Brief:
Give back each line of the material that contains the word "Биография".
***
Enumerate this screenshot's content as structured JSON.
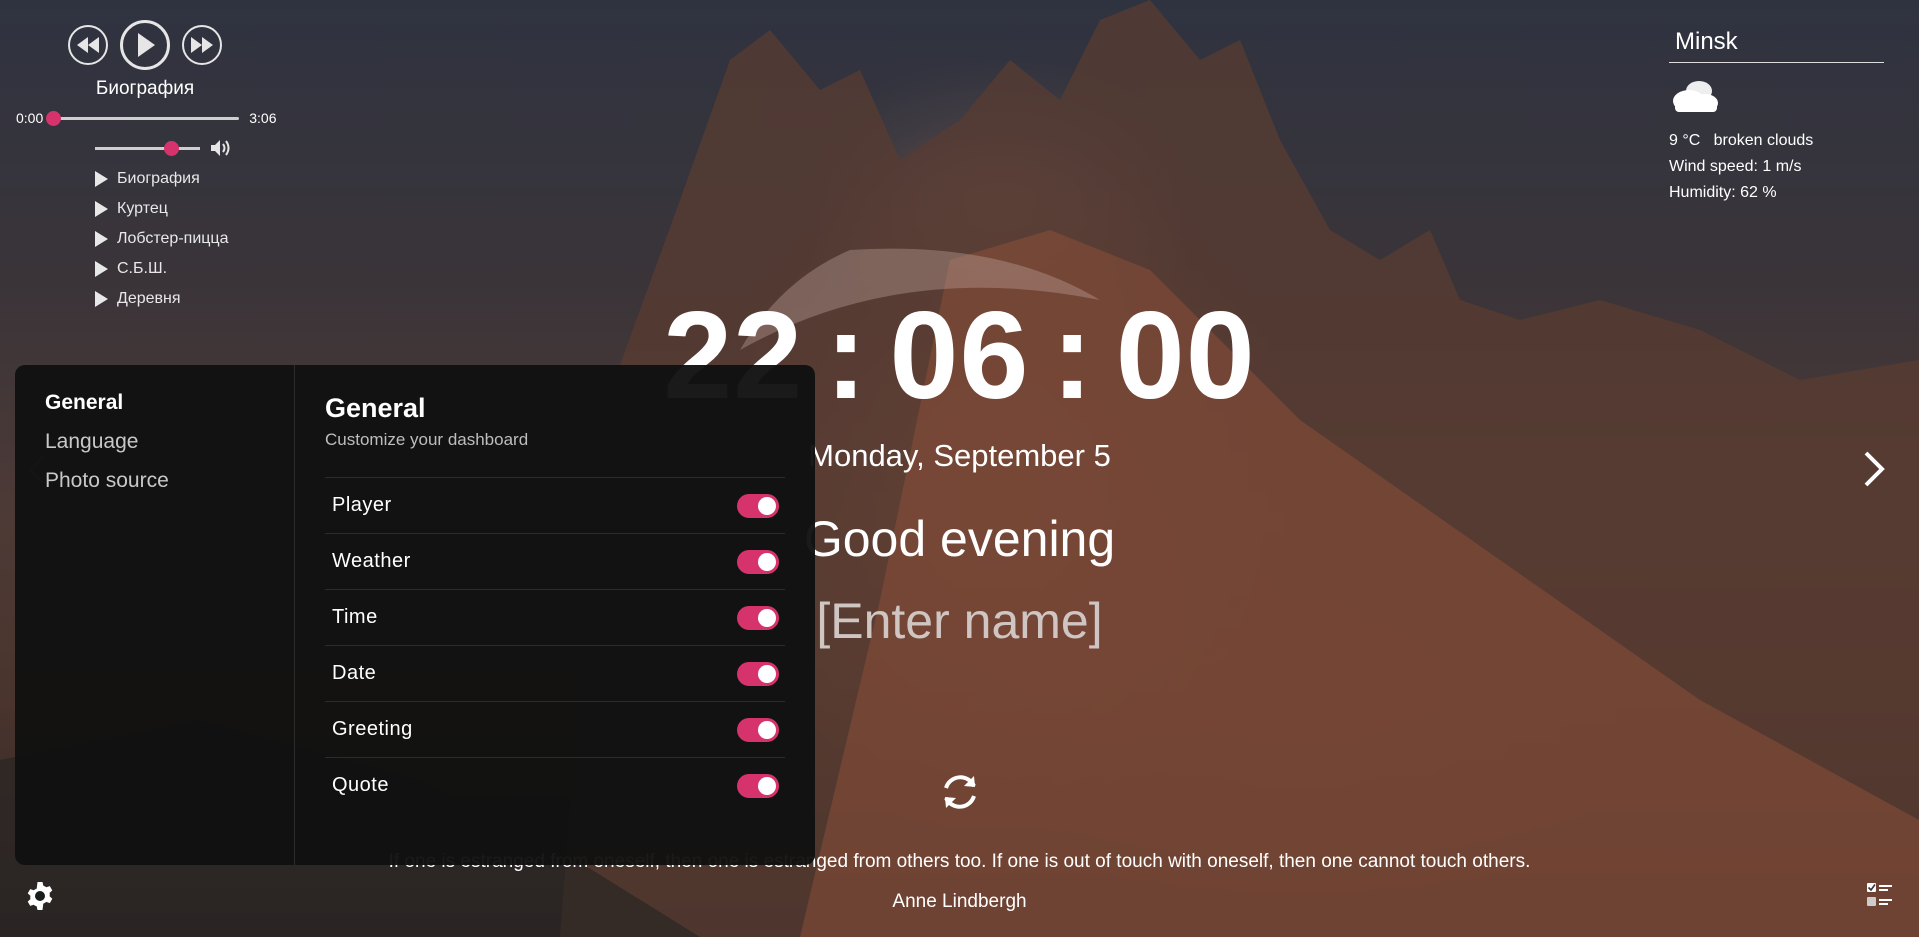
{
  "player": {
    "track_title": "Биография",
    "current_time": "0:00",
    "duration": "3:06",
    "progress": 0,
    "volume": 0.72,
    "playlist": [
      {
        "title": "Биография"
      },
      {
        "title": "Куртец"
      },
      {
        "title": "Лобстер-пицца"
      },
      {
        "title": "С.Б.Ш."
      },
      {
        "title": "Деревня"
      }
    ],
    "icons": {
      "prev": "rewind-icon",
      "play": "play-icon",
      "next": "fast-forward-icon",
      "volume": "volume-icon"
    }
  },
  "weather": {
    "city": "Minsk",
    "temperature": "9 °C",
    "description": "broken clouds",
    "wind": "Wind speed: 1 m/s",
    "humidity": "Humidity: 62 %",
    "icon": "broken-clouds-icon"
  },
  "clock": {
    "hours": "22",
    "minutes": "06",
    "seconds": "00",
    "separator": ":"
  },
  "date": "Monday, September 5",
  "greeting": "Good evening",
  "name_placeholder": "[Enter name]",
  "quote": {
    "text": "If one is estranged from oneself, then one is estranged from others too. If one is out of touch with oneself, then one cannot touch others.",
    "author": "Anne Lindbergh"
  },
  "settings": {
    "nav": [
      {
        "label": "General",
        "active": true
      },
      {
        "label": "Language",
        "active": false
      },
      {
        "label": "Photo source",
        "active": false
      }
    ],
    "title": "General",
    "subtitle": "Customize your dashboard",
    "toggles": [
      {
        "label": "Player",
        "on": true
      },
      {
        "label": "Weather",
        "on": true
      },
      {
        "label": "Time",
        "on": true
      },
      {
        "label": "Date",
        "on": true
      },
      {
        "label": "Greeting",
        "on": true
      },
      {
        "label": "Quote",
        "on": true
      }
    ]
  },
  "colors": {
    "accent": "#d6336c",
    "panel_bg": "#111111",
    "text": "#ffffff"
  }
}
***
Worked solution:
    "track_title": "Биография",
        "title": "Биография"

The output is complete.